Work instructions: Lines containing the word "content" are the ones to copy from the records below.

====== Data for the task ======

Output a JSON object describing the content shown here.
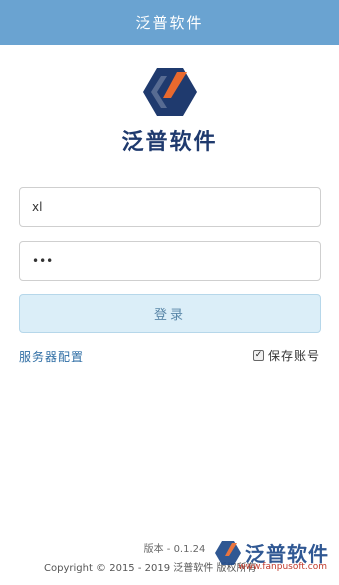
{
  "header": {
    "title": "泛普软件"
  },
  "logo": {
    "text": "泛普软件"
  },
  "login": {
    "username_value": "xl",
    "password_value": "•••",
    "submit_label": "登录"
  },
  "options": {
    "server_config_label": "服务器配置",
    "remember_label": "保存账号",
    "remember_checked": true,
    "checkmark": "✓"
  },
  "footer": {
    "version": "版本 - 0.1.24",
    "copyright": "Copyright © 2015 - 2019 泛普软件 版权所有"
  },
  "watermark": {
    "text": "泛普软件",
    "url": "www.fanpusoft.com"
  },
  "colors": {
    "header": "#6aa3d1",
    "accent": "#2e6da4",
    "logo_orange": "#e8692e",
    "logo_navy": "#1f3a6e"
  }
}
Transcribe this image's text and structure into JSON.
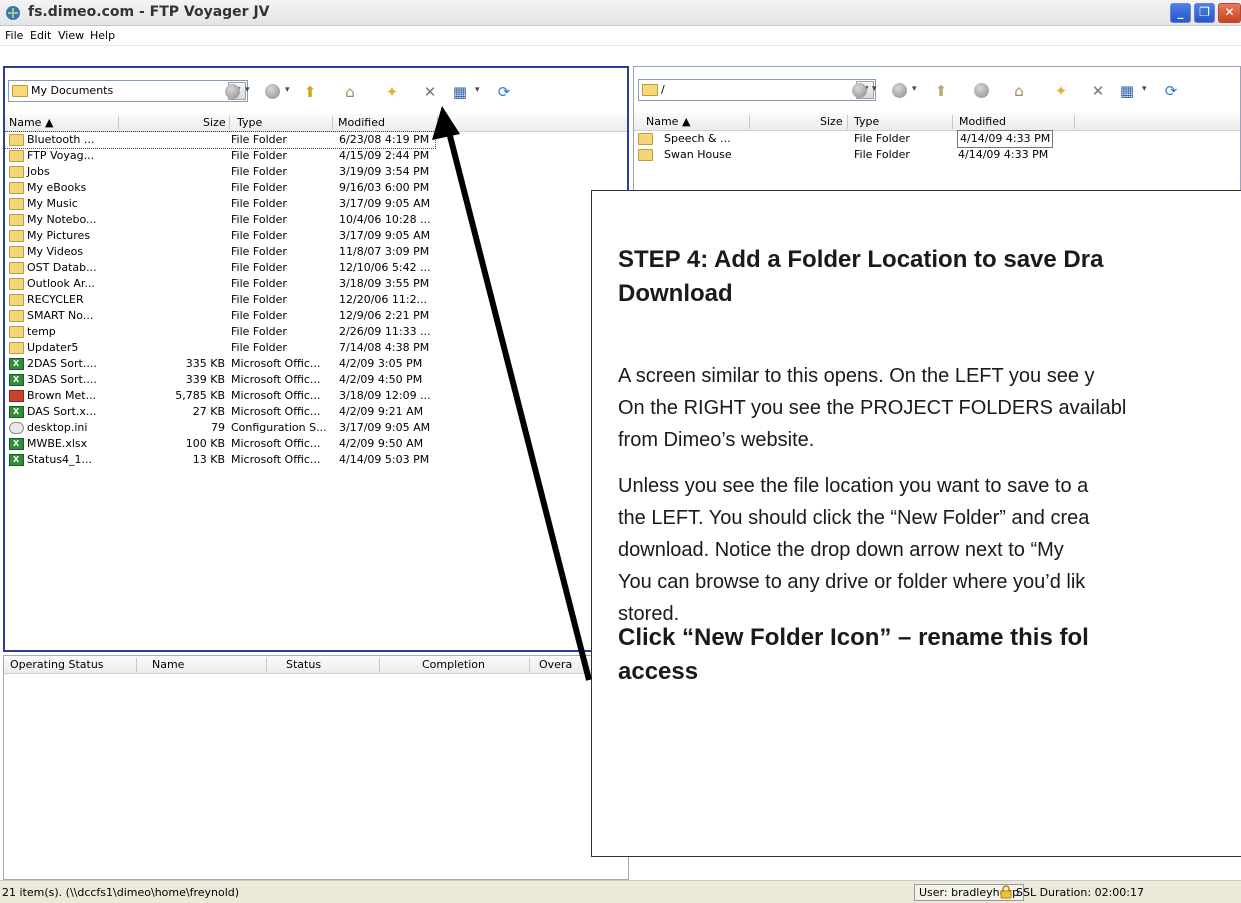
{
  "window": {
    "title": "fs.dimeo.com - FTP Voyager JV",
    "min_label": "_",
    "max_label": "❐",
    "close_label": "✕"
  },
  "menu": [
    "File",
    "Edit",
    "View",
    "Help"
  ],
  "left": {
    "path": "My Documents",
    "columns": [
      "Name ▲",
      "Size",
      "Type",
      "Modified"
    ],
    "rows": [
      {
        "icon": "folder",
        "name": "Bluetooth ...",
        "size": "",
        "type": "File Folder",
        "modified": "6/23/08 4:19 PM"
      },
      {
        "icon": "folder",
        "name": "FTP Voyag...",
        "size": "",
        "type": "File Folder",
        "modified": "4/15/09 2:44 PM"
      },
      {
        "icon": "folder",
        "name": "Jobs",
        "size": "",
        "type": "File Folder",
        "modified": "3/19/09 3:54 PM"
      },
      {
        "icon": "folder",
        "name": "My eBooks",
        "size": "",
        "type": "File Folder",
        "modified": "9/16/03 6:00 PM"
      },
      {
        "icon": "folder",
        "name": "My Music",
        "size": "",
        "type": "File Folder",
        "modified": "3/17/09 9:05 AM"
      },
      {
        "icon": "folder",
        "name": "My Notebo...",
        "size": "",
        "type": "File Folder",
        "modified": "10/4/06 10:28 ..."
      },
      {
        "icon": "folder",
        "name": "My Pictures",
        "size": "",
        "type": "File Folder",
        "modified": "3/17/09 9:05 AM"
      },
      {
        "icon": "folder",
        "name": "My Videos",
        "size": "",
        "type": "File Folder",
        "modified": "11/8/07 3:09 PM"
      },
      {
        "icon": "folder",
        "name": "OST Datab...",
        "size": "",
        "type": "File Folder",
        "modified": "12/10/06 5:42 ..."
      },
      {
        "icon": "folder",
        "name": "Outlook Ar...",
        "size": "",
        "type": "File Folder",
        "modified": "3/18/09 3:55 PM"
      },
      {
        "icon": "folder",
        "name": "RECYCLER",
        "size": "",
        "type": "File Folder",
        "modified": "12/20/06 11:2..."
      },
      {
        "icon": "folder",
        "name": "SMART No...",
        "size": "",
        "type": "File Folder",
        "modified": "12/9/06 2:21 PM"
      },
      {
        "icon": "folder",
        "name": "temp",
        "size": "",
        "type": "File Folder",
        "modified": "2/26/09 11:33 ..."
      },
      {
        "icon": "folder",
        "name": "Updater5",
        "size": "",
        "type": "File Folder",
        "modified": "7/14/08 4:38 PM"
      },
      {
        "icon": "excel",
        "name": "2DAS Sort....",
        "size": "335 KB",
        "type": "Microsoft Offic...",
        "modified": "4/2/09 3:05 PM"
      },
      {
        "icon": "excel",
        "name": "3DAS Sort....",
        "size": "339 KB",
        "type": "Microsoft Offic...",
        "modified": "4/2/09 4:50 PM"
      },
      {
        "icon": "ppt",
        "name": "Brown Met...",
        "size": "5,785 KB",
        "type": "Microsoft Offic...",
        "modified": "3/18/09 12:09 ..."
      },
      {
        "icon": "excel",
        "name": "DAS Sort.x...",
        "size": "27 KB",
        "type": "Microsoft Offic...",
        "modified": "4/2/09 9:21 AM"
      },
      {
        "icon": "ini",
        "name": "desktop.ini",
        "size": "79",
        "type": "Configuration S...",
        "modified": "3/17/09 9:05 AM"
      },
      {
        "icon": "excel",
        "name": "MWBE.xlsx",
        "size": "100 KB",
        "type": "Microsoft Offic...",
        "modified": "4/2/09 9:50 AM"
      },
      {
        "icon": "excel",
        "name": "Status4_1...",
        "size": "13 KB",
        "type": "Microsoft Offic...",
        "modified": "4/14/09 5:03 PM"
      }
    ]
  },
  "right": {
    "path": "/",
    "columns": [
      "Name ▲",
      "Size",
      "Type",
      "Modified"
    ],
    "rows": [
      {
        "icon": "folder",
        "name": "Speech & ...",
        "size": "",
        "type": "File Folder",
        "modified": "4/14/09 4:33 PM"
      },
      {
        "icon": "folder",
        "name": "Swan House",
        "size": "",
        "type": "File Folder",
        "modified": "4/14/09 4:33 PM"
      }
    ]
  },
  "transfer": {
    "columns": [
      "Operating Status",
      "Name",
      "Status",
      "Completion",
      "Overa"
    ]
  },
  "status": {
    "left": "21 item(s).  (\\\\dccfs1\\dimeo\\home\\freynold)",
    "user": "User:  bradleyhosp",
    "ssl": "SSL Duration:  02:00:17"
  },
  "callout": {
    "heading_line1": "STEP 4: Add a Folder Location to save Dra",
    "heading_line2": "Download",
    "lines": [
      "A screen similar to this opens.  On the LEFT you see y",
      "On the RIGHT you see the PROJECT FOLDERS availabl",
      "from Dimeo’s website.",
      "Unless you see the file location you want to save to a",
      "the LEFT.  You should click the “New Folder” and crea",
      "download.  Notice the drop down arrow next to “My",
      "You can browse to any drive or folder where you’d lik",
      "stored."
    ],
    "cta_line1": "Click “New Folder Icon” – rename this fol",
    "cta_line2": "access"
  },
  "colors": {
    "pane_border": "#2a3f96",
    "folder": "#f4d57a",
    "titlebar_close": "#c4441f"
  }
}
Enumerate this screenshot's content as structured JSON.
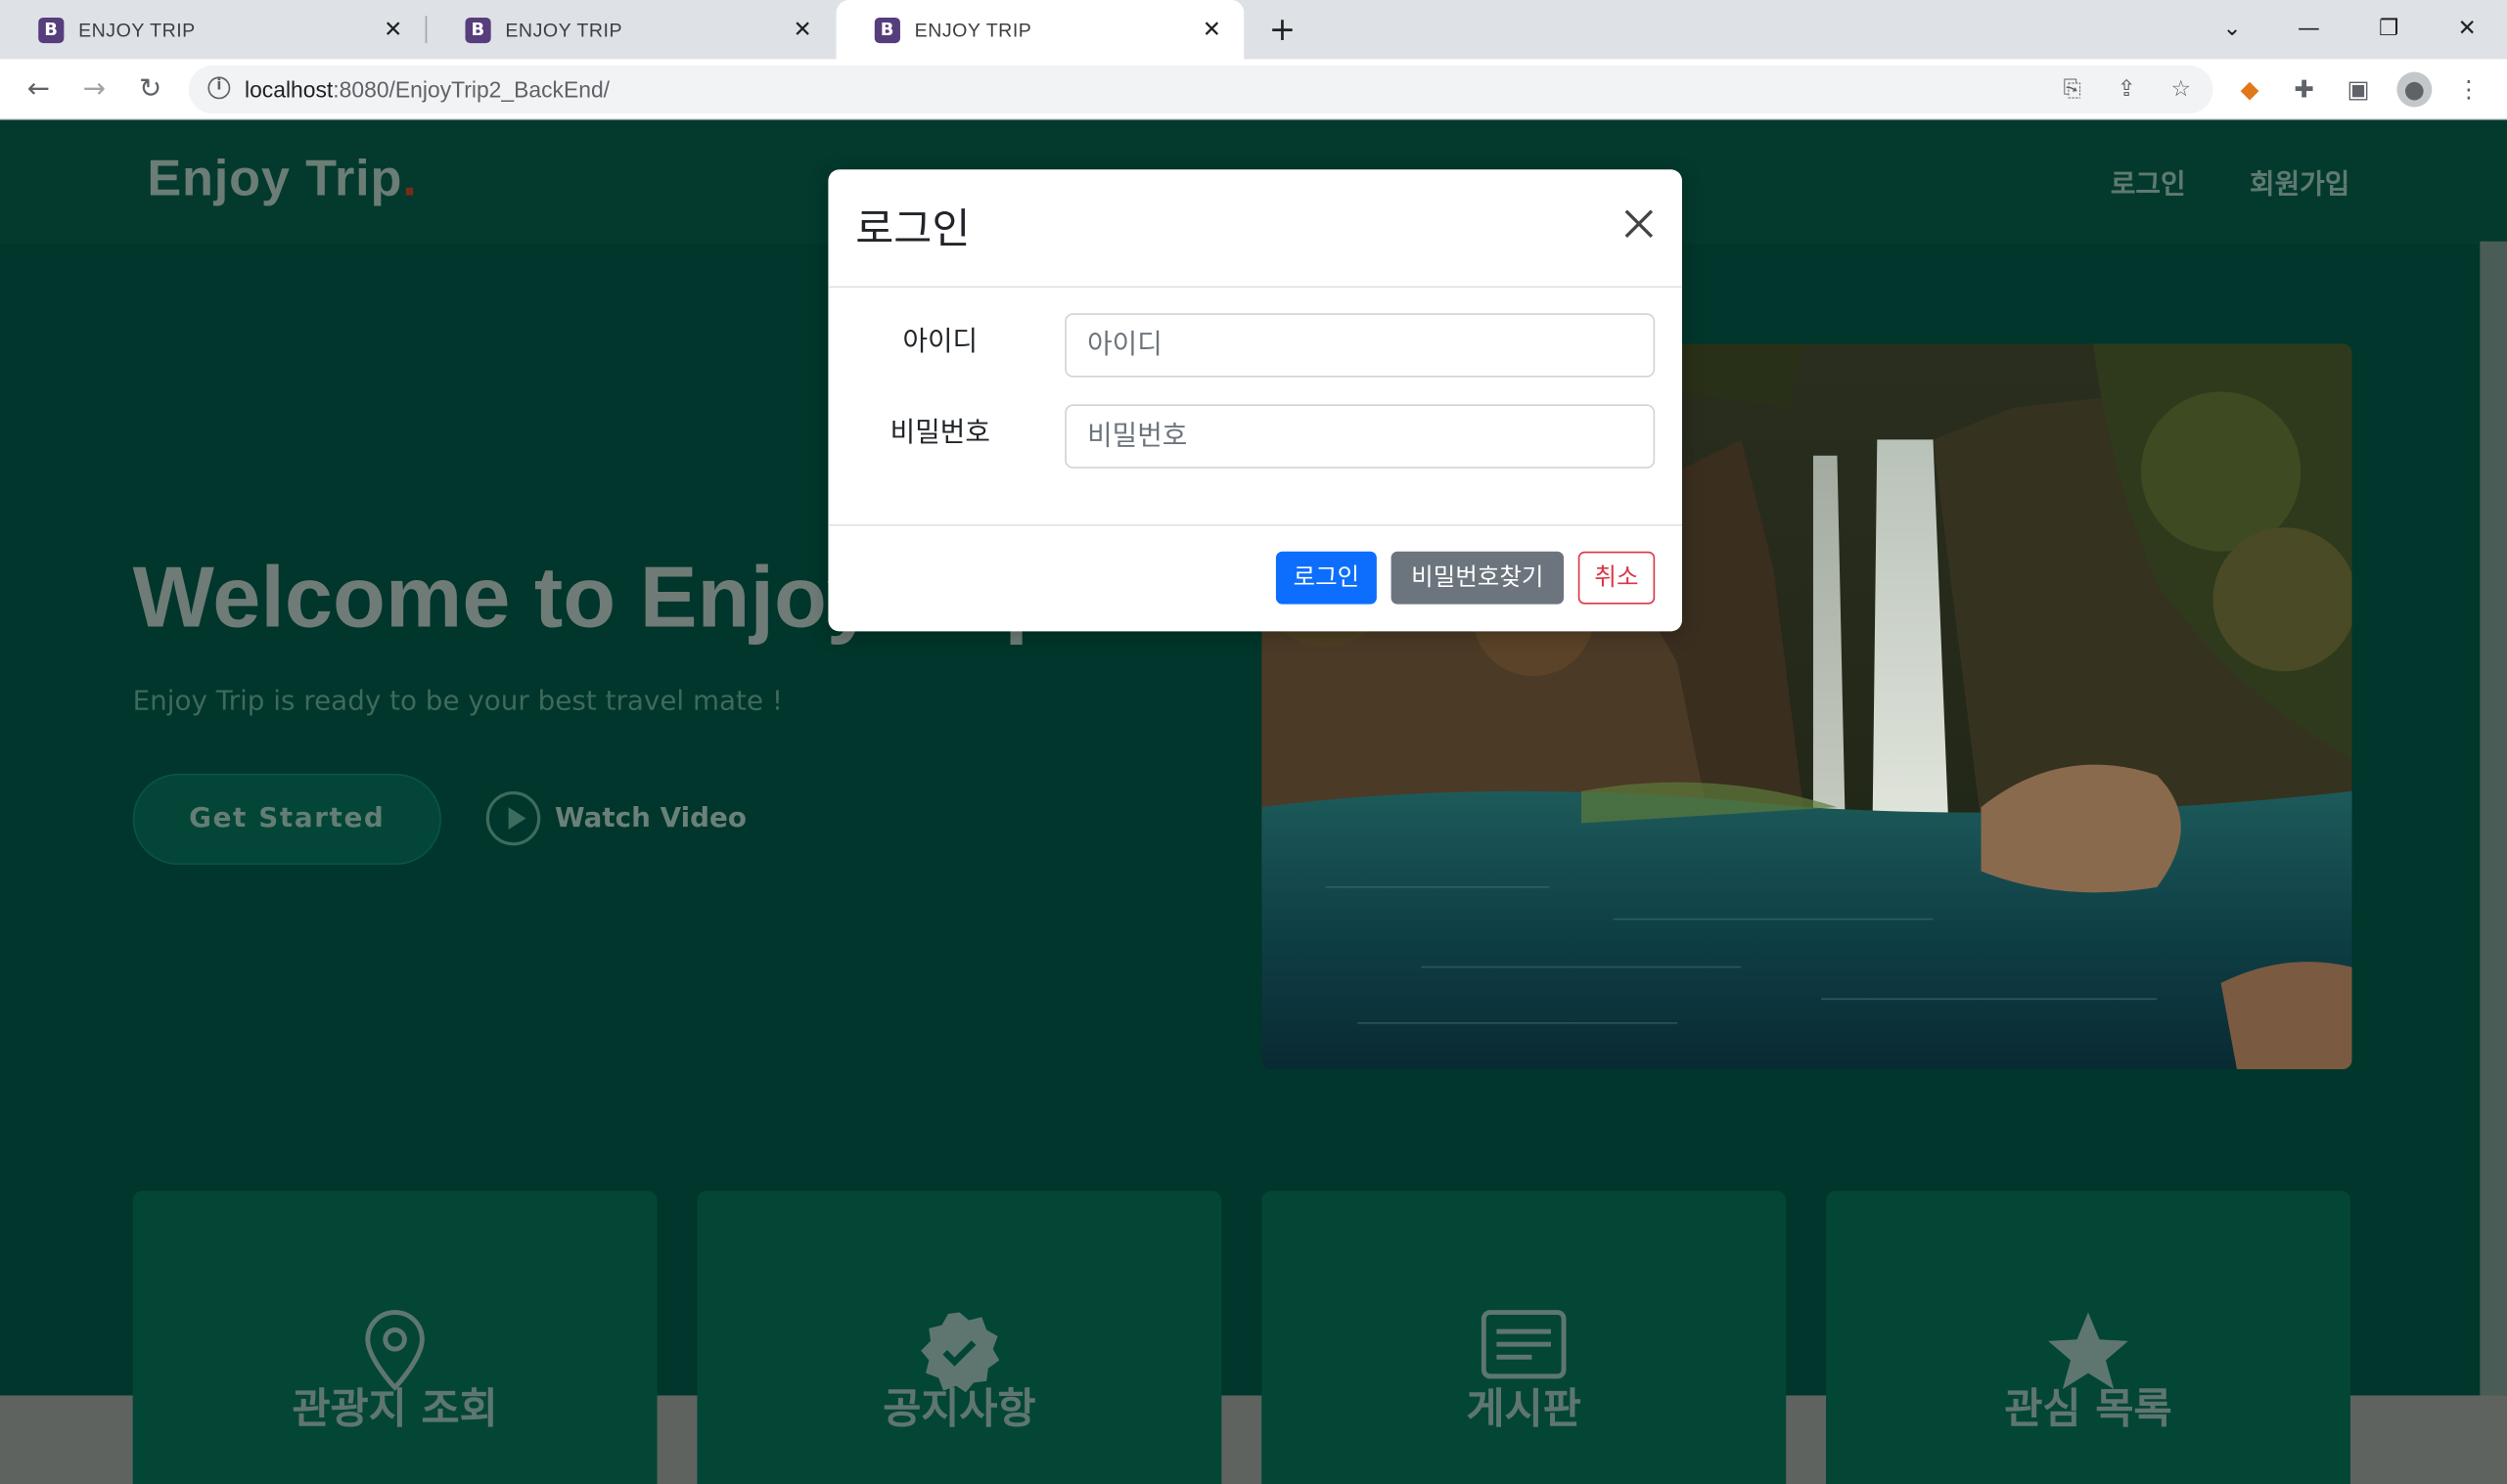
{
  "browser": {
    "tabs": [
      {
        "label": "ENJOY TRIP",
        "favicon": "B"
      },
      {
        "label": "ENJOY TRIP",
        "favicon": "B"
      },
      {
        "label": "ENJOY TRIP",
        "favicon": "B"
      }
    ],
    "url_host": "localhost",
    "url_path": ":8080/EnjoyTrip2_BackEnd/"
  },
  "header": {
    "logo": "Enjoy Trip",
    "logo_dot": ".",
    "nav": {
      "login": "로그인",
      "signup": "회원가입"
    }
  },
  "hero": {
    "title": "Welcome to Enjoy Trip",
    "subtitle": "Enjoy Trip is ready to be your best travel mate !",
    "get_started": "Get Started",
    "watch_video": "Watch Video"
  },
  "cards": [
    {
      "label": "관광지 조회",
      "icon": "map-pin-icon"
    },
    {
      "label": "공지사항",
      "icon": "verified-badge-icon"
    },
    {
      "label": "게시판",
      "icon": "board-icon"
    },
    {
      "label": "관심 목록",
      "icon": "star-icon"
    }
  ],
  "modal": {
    "title": "로그인",
    "id_label": "아이디",
    "id_placeholder": "아이디",
    "pw_label": "비밀번호",
    "pw_placeholder": "비밀번호",
    "login_btn": "로그인",
    "find_pw_btn": "비밀번호찾기",
    "cancel_btn": "취소"
  },
  "colors": {
    "primary": "#0d6efd",
    "secondary": "#6c757d",
    "danger": "#dc3545",
    "page_bg_dimmed": "#01362a"
  }
}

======

Solution to this exercise:
Output a JSON object describing the content shown here.
Enumerate this screenshot's content as structured JSON.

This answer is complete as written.